Still, the timing couldn’t be worse. Vehicle sales are tepid at best; the increase in the cost of credit leaves fewer car payment dollars available for owner protection products.
If the intent is to serve the greater good, then it is incumbent upon those engaged in vehicle funding and owner protection product marketing – certainly funding sources who also offer voluntary protection products – to proactively implement the action necessary for themselves and their dealer clients to capitalize on the new marketing parameters. Some timely tips:
1. Conduct aftermarket product reassessments in every account. Faced with the threat of reduced F&I income, dealers will be open to innovative ways to recoup the lost revenue. This creates an opportunity to not only reevaluate the products you are currently providing, but those supplied by your competitors. Since volume is driven by both price and benefits, your objective is to identify cost-effective, feature laden alternatives that will work in the account. If you’re lucky – you’ll find some with greater value than those provided by a competitor offering similar products in the same store.
2. Capitalize on the available technology and current customer demographics to pre-sell aftermarket products. Research shows that the longest period of customer downtime occurs during the transfer from sales to F&I. I would program some tablets with the benefits of aftermarket products offered by the store. No prices are posted; it’s an information and customer-preference tool.
The salesperson hands the customer a tablet after he signs the buyer’s order. In the interim, the customer reviews what’s available, noting his interest in learning more about a product or service. The F&I person collects the tablets at the T.O. and is alerted to the products of interest. It is Millennial and Gen Xer friendly.
3. Increase the major component coverage VSC deductibles. If I were still in the VSC administration business, I’d increase the deductible amounts to $500 and $750, if it would allow me to reduce the wholesale price of the impacted plans. The increase is in sync with inflation and should reduce both the claim frequency and loss costs. A lower purchase price to the customer should generate a few more sales each month.
4. Launch sponsored in-store aftermarket product contests with the emphasis on number of units sold. The Chicken Little “the sky is falling” syndrome affects all of us. Properly constructed contests of sufficient duration can effectively and positively modify behavior.

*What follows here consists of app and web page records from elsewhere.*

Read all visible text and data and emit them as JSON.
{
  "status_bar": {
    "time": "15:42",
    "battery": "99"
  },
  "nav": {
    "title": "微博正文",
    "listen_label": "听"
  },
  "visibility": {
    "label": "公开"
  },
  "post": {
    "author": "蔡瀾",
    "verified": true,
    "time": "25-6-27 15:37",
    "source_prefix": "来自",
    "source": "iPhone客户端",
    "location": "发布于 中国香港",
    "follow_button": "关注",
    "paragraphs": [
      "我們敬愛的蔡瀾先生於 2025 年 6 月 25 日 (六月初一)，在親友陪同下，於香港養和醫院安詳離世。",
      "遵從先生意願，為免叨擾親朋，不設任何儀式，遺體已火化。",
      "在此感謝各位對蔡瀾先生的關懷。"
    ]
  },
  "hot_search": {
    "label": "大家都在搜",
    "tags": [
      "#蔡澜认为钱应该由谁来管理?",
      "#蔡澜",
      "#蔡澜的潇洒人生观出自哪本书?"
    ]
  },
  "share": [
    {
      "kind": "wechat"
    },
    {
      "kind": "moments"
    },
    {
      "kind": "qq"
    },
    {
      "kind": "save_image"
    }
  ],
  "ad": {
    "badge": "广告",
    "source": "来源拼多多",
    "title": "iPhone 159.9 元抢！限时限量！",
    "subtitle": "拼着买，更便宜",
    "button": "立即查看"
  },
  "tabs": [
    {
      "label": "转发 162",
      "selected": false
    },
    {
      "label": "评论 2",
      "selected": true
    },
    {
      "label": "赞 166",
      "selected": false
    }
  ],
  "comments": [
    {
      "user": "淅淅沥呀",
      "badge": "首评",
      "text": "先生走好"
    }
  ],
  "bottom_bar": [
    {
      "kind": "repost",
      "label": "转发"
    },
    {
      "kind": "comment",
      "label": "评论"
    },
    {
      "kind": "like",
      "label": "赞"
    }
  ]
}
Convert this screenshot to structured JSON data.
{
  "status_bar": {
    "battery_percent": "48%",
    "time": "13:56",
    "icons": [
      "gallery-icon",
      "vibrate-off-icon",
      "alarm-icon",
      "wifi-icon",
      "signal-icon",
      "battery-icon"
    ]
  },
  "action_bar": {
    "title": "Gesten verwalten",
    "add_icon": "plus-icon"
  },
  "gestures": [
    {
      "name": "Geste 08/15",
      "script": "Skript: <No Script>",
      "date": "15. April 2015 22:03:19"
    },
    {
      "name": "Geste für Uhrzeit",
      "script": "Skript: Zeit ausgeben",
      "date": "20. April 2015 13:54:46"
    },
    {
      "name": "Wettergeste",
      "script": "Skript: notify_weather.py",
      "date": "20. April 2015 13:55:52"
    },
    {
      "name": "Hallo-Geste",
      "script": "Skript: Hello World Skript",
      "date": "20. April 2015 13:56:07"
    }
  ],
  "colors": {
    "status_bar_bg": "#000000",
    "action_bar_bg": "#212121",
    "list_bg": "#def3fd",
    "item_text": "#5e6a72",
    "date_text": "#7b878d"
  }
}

If in the future, consumers pay less for their owner protection coverage – which in turn allows more consumers to opt for the programs – the consumers, regulators and F&I cadre will be happy – and the dealers will smile all the way the bank.